Task statement » Take each line from the entries that holds "Amoxicillin" and copy it out.

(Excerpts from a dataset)
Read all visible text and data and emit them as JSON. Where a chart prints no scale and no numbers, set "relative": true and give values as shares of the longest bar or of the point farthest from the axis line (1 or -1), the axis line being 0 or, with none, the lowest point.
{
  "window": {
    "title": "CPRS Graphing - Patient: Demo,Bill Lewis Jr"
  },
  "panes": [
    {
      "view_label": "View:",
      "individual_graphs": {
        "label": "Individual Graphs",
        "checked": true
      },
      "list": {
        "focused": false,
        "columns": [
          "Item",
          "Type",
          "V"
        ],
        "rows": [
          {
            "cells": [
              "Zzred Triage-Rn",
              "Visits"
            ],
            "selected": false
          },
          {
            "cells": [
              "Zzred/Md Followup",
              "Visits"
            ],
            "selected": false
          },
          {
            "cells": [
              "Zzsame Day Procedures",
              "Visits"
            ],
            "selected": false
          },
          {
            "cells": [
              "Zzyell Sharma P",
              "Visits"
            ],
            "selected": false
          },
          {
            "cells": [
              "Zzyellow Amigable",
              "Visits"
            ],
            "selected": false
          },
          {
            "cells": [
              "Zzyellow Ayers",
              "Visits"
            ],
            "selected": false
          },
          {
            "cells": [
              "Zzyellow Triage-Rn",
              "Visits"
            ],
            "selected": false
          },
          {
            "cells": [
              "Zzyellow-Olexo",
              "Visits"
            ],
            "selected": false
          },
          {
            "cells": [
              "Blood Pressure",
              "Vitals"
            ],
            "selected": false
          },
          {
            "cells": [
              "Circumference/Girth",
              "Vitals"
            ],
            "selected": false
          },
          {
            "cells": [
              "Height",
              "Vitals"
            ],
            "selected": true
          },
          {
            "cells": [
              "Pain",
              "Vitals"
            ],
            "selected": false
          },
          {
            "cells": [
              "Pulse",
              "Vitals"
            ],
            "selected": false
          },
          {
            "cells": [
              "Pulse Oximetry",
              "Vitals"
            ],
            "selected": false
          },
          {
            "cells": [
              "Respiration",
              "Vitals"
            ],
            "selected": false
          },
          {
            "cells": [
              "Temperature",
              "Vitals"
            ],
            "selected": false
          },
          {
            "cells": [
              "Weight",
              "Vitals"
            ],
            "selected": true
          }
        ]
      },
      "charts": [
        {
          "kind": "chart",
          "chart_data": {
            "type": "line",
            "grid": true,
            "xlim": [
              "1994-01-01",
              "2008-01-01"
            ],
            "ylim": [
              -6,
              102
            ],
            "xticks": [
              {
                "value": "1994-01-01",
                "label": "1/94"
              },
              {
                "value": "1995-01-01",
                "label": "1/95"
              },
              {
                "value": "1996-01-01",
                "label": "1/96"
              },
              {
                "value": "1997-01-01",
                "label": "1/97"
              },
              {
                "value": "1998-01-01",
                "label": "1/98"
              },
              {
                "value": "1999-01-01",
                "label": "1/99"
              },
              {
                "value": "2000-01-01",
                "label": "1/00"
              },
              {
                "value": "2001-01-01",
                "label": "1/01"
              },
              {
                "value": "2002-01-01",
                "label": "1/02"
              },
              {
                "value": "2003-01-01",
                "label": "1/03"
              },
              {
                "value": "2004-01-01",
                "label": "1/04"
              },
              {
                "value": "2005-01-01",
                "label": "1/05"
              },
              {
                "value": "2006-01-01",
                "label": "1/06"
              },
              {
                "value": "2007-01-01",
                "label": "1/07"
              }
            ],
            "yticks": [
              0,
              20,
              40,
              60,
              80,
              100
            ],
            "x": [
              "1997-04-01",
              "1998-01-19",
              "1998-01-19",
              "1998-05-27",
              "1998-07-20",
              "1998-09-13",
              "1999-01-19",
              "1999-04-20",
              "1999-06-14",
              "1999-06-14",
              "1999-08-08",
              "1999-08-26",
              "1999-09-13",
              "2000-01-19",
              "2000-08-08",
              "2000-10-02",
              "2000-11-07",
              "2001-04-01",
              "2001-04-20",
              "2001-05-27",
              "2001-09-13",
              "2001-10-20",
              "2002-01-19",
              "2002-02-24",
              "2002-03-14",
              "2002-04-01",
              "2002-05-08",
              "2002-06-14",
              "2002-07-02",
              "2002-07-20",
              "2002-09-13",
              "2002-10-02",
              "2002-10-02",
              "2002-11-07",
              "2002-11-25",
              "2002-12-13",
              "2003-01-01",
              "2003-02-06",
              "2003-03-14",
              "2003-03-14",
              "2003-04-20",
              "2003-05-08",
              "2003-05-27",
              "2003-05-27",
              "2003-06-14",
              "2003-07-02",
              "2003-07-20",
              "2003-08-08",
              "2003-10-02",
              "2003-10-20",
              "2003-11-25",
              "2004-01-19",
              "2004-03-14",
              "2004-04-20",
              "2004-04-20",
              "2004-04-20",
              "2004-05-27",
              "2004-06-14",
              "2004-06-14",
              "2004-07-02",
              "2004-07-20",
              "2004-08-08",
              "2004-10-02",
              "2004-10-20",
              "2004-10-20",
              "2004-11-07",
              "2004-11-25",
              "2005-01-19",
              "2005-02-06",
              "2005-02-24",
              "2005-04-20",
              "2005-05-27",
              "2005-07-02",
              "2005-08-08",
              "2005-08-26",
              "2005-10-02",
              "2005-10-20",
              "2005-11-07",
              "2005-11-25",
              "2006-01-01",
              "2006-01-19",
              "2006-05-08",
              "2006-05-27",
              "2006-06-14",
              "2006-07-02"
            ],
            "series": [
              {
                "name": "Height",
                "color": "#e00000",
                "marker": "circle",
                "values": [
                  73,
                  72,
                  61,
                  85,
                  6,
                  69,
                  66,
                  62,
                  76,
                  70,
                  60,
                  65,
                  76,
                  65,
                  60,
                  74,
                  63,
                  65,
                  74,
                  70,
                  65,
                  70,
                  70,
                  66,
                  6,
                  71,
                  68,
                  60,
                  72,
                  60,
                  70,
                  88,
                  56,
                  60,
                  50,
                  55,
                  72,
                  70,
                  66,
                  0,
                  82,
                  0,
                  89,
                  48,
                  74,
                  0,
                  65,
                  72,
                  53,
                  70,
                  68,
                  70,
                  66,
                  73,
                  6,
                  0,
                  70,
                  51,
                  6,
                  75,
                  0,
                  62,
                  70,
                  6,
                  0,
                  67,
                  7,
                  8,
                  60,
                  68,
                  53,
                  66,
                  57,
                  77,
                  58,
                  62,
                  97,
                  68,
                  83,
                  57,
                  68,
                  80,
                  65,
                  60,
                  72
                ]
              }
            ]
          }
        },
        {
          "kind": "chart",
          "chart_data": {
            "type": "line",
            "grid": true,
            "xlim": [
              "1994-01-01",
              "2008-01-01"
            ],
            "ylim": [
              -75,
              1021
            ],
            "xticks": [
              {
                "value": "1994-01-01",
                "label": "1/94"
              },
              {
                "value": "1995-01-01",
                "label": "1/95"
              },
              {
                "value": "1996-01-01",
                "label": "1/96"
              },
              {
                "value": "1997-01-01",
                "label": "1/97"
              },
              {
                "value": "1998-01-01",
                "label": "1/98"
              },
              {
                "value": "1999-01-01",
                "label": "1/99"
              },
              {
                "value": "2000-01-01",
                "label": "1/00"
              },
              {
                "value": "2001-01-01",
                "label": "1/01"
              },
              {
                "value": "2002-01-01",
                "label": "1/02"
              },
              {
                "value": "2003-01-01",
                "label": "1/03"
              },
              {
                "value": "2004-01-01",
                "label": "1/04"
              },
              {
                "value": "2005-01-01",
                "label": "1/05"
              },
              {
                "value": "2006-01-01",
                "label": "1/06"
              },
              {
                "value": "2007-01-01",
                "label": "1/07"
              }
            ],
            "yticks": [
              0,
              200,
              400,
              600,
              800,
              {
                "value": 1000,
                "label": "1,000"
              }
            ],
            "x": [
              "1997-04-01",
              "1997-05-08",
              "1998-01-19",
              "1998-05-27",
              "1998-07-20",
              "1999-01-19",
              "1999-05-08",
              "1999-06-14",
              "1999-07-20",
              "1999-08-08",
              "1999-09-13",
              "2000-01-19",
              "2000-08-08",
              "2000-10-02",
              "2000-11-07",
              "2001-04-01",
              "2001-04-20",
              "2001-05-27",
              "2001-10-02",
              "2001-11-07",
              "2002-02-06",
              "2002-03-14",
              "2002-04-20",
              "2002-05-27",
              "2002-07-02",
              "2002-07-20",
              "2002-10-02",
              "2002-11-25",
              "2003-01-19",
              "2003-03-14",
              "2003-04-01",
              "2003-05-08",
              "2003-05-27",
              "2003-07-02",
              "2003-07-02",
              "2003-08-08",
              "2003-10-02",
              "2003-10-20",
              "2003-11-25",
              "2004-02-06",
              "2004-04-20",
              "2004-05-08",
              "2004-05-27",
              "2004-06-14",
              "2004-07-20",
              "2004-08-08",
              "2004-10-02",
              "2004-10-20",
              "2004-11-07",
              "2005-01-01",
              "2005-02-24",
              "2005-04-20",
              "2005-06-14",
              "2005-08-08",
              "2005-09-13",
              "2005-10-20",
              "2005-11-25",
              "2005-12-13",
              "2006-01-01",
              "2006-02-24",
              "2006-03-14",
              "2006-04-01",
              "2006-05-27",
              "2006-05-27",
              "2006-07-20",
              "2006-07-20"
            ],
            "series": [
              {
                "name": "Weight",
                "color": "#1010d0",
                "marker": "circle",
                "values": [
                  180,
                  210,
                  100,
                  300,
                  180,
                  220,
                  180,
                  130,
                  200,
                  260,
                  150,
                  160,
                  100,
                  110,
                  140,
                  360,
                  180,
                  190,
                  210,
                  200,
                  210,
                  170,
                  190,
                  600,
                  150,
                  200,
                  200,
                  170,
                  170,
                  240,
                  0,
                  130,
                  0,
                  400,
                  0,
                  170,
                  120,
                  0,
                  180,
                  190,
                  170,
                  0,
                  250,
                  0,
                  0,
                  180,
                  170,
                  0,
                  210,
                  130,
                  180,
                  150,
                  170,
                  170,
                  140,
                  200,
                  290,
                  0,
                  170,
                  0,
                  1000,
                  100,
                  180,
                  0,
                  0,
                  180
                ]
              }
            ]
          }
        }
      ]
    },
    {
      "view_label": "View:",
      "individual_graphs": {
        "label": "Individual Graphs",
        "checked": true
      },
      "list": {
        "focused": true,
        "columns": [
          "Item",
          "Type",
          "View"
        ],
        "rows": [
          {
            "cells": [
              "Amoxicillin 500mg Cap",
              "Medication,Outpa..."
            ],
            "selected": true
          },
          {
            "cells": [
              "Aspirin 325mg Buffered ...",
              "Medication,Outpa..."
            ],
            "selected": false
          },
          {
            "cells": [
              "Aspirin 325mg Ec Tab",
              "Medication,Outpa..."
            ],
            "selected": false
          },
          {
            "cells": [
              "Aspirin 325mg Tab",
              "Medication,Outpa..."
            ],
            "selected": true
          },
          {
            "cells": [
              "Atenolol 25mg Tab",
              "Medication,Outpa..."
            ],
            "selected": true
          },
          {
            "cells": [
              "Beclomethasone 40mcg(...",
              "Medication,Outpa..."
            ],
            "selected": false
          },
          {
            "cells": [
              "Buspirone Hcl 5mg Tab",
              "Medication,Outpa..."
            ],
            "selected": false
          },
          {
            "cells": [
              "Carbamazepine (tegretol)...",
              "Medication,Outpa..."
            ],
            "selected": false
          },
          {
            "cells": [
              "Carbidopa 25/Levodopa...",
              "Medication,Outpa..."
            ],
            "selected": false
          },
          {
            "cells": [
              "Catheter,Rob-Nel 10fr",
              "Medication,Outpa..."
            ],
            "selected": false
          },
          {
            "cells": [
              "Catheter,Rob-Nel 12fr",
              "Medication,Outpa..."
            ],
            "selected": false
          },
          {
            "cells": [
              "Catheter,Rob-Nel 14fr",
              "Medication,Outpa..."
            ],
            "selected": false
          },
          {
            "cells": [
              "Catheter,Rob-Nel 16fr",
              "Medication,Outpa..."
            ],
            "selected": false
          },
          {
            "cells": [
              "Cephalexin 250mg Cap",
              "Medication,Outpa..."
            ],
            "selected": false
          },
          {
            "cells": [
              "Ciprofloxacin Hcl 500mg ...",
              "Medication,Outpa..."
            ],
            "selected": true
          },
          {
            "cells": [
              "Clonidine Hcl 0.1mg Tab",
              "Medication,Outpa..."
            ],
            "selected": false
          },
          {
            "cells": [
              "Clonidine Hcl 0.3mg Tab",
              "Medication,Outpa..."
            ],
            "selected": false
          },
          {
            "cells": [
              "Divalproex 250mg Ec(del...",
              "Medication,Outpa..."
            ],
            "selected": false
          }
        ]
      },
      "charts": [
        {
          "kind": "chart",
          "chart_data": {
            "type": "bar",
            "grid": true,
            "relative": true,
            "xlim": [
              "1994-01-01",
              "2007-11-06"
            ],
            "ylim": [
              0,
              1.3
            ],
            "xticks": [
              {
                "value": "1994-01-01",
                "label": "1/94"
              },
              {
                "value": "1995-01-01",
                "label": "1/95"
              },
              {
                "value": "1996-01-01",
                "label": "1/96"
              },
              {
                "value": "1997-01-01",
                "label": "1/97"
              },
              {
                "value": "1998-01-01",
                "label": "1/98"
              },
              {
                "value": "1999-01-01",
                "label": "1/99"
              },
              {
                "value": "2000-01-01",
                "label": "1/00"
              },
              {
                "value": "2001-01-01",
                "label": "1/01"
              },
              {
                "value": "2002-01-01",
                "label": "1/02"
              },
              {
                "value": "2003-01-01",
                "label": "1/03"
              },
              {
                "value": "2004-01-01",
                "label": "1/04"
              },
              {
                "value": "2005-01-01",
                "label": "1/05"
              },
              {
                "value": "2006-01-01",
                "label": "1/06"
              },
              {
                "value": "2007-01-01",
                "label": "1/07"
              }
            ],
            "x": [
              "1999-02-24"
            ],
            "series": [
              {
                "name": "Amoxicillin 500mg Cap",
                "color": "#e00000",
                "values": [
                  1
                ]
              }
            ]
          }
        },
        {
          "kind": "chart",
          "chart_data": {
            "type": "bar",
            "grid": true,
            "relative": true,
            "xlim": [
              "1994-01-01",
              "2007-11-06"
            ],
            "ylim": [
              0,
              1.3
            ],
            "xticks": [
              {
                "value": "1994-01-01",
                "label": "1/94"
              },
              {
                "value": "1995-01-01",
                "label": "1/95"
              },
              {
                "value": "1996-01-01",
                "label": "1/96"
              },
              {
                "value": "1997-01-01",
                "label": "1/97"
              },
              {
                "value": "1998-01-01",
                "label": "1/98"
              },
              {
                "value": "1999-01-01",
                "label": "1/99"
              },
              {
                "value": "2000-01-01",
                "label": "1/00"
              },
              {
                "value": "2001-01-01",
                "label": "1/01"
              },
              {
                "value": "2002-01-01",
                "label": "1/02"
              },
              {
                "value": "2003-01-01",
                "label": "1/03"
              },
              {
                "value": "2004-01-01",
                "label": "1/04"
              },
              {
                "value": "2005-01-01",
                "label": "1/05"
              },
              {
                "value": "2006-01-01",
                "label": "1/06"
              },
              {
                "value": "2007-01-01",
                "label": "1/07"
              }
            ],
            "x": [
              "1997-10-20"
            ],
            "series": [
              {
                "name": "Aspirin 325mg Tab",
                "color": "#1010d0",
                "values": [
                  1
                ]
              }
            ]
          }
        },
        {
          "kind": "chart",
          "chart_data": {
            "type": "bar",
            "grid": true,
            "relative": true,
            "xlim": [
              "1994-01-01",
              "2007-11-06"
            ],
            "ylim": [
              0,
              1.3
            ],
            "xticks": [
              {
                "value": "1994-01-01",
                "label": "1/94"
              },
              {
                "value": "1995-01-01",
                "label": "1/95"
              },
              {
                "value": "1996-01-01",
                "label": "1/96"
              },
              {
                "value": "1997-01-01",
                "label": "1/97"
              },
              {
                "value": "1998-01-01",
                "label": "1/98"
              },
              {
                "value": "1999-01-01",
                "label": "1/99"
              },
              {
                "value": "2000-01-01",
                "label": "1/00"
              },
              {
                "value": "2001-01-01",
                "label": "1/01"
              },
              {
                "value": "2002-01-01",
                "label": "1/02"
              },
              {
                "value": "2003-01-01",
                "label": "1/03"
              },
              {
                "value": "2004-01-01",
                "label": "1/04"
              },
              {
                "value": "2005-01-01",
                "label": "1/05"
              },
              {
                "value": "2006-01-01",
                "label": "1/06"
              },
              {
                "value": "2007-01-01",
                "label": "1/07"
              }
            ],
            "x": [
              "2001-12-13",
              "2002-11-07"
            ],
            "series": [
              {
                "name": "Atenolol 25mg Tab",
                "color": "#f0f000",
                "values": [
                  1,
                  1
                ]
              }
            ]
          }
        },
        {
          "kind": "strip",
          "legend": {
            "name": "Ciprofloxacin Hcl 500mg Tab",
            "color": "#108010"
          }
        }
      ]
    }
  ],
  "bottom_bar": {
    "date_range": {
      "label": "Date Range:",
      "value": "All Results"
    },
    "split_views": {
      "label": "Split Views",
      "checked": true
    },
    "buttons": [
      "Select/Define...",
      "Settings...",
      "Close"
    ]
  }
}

Result for this exercise »
              "Amoxicillin 500mg Cap",
                "name": "Amoxicillin 500mg Cap",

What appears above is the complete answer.